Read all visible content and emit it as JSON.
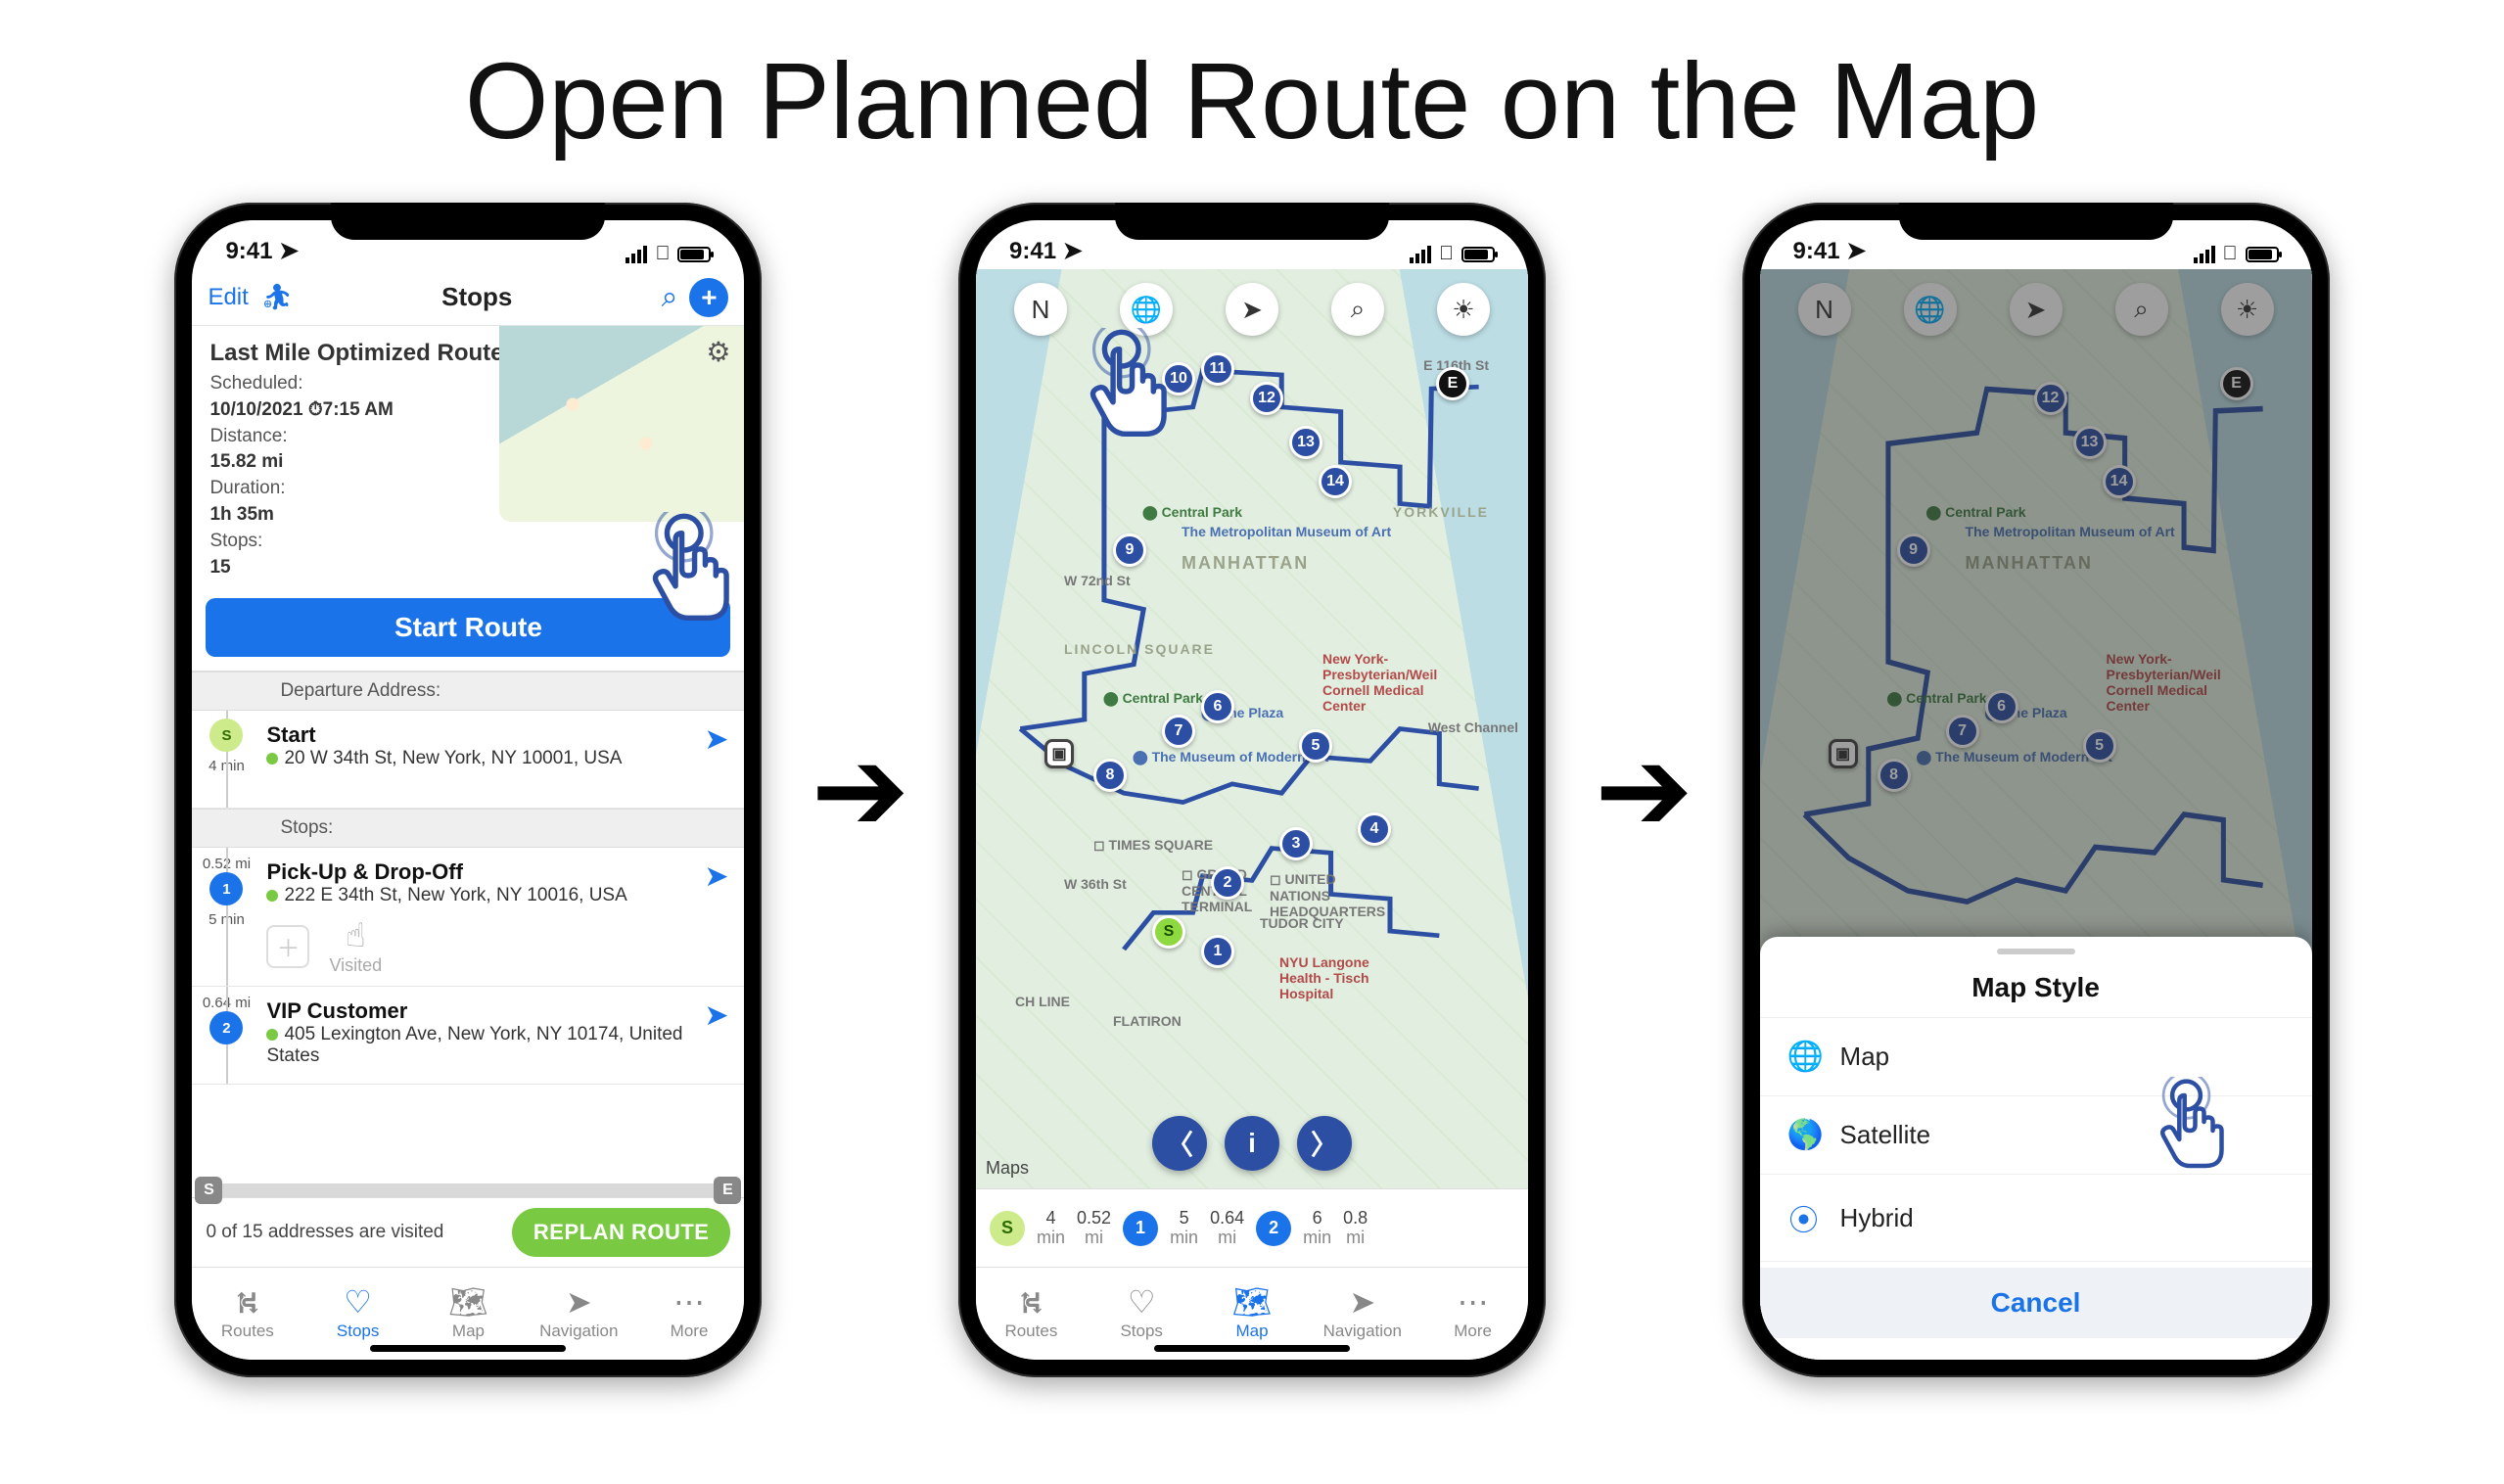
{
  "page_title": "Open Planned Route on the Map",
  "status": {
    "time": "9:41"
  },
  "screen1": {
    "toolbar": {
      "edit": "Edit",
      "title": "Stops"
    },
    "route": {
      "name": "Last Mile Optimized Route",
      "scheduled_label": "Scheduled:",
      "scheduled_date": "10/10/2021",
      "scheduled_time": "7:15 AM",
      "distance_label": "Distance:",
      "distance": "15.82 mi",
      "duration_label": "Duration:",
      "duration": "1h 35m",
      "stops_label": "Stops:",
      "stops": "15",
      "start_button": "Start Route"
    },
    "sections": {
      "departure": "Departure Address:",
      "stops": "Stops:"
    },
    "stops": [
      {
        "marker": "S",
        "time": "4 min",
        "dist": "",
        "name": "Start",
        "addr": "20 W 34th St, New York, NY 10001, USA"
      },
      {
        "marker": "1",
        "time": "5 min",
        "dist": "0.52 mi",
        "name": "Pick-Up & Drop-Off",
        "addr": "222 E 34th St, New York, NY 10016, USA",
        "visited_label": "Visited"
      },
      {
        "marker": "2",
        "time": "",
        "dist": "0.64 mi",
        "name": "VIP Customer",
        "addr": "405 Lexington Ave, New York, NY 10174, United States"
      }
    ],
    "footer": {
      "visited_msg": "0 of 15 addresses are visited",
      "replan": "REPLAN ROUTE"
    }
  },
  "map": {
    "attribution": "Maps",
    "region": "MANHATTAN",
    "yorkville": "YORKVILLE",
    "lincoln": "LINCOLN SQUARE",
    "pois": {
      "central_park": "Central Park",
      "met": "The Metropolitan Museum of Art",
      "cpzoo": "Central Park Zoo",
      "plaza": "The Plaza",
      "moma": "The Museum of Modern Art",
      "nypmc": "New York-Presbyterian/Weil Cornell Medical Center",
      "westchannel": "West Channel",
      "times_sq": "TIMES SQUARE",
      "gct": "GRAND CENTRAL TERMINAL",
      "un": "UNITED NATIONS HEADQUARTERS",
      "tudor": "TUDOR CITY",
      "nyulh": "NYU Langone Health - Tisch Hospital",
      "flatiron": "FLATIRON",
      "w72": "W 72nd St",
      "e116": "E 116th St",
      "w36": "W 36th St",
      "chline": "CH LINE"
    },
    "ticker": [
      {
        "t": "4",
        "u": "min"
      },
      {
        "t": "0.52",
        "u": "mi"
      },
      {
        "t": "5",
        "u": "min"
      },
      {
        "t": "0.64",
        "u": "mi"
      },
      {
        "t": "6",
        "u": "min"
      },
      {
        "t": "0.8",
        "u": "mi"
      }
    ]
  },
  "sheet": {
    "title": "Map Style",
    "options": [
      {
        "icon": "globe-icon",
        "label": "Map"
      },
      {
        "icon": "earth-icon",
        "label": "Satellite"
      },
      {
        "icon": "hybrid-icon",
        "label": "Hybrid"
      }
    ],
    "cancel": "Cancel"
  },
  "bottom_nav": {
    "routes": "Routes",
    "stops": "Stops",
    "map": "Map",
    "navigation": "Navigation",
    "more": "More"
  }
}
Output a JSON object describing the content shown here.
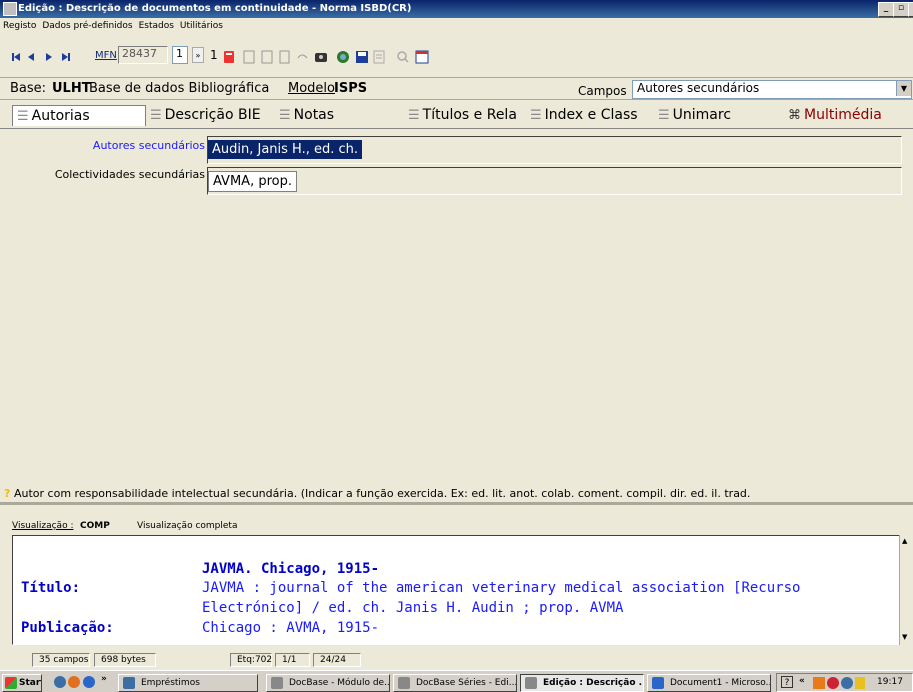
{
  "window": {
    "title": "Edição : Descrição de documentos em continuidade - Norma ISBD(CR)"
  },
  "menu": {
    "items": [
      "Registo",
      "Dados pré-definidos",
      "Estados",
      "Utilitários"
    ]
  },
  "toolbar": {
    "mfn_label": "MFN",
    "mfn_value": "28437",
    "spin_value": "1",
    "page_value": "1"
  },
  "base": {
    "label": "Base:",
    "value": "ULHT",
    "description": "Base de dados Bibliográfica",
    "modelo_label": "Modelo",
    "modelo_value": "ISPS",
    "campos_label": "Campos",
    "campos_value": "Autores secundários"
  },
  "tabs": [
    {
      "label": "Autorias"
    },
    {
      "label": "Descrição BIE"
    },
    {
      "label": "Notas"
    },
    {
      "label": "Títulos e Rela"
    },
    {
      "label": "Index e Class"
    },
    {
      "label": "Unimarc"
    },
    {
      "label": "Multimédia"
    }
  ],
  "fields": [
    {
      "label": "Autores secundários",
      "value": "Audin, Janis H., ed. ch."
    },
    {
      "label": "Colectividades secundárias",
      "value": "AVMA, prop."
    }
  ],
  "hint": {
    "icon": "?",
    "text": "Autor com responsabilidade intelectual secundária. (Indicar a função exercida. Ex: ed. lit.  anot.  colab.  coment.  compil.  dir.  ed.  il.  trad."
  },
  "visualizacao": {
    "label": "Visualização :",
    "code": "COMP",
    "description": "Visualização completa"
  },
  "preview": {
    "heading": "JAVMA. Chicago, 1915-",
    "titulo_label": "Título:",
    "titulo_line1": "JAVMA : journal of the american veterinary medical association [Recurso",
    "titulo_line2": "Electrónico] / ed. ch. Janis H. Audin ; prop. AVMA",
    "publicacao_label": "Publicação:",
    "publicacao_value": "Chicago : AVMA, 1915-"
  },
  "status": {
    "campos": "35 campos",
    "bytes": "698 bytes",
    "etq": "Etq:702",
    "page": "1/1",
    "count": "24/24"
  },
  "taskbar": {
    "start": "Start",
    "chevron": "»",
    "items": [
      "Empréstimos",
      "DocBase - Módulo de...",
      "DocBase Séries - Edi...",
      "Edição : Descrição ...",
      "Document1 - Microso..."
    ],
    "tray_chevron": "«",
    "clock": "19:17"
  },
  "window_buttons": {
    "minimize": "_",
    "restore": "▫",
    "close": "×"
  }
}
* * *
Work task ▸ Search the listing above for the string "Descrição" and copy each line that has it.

Task solution ▸
    "title": "Edição : Descrição de documentos em continuidade - Norma ISBD(CR)"
      "label": "Descrição BIE"
      "Edição : Descrição ...",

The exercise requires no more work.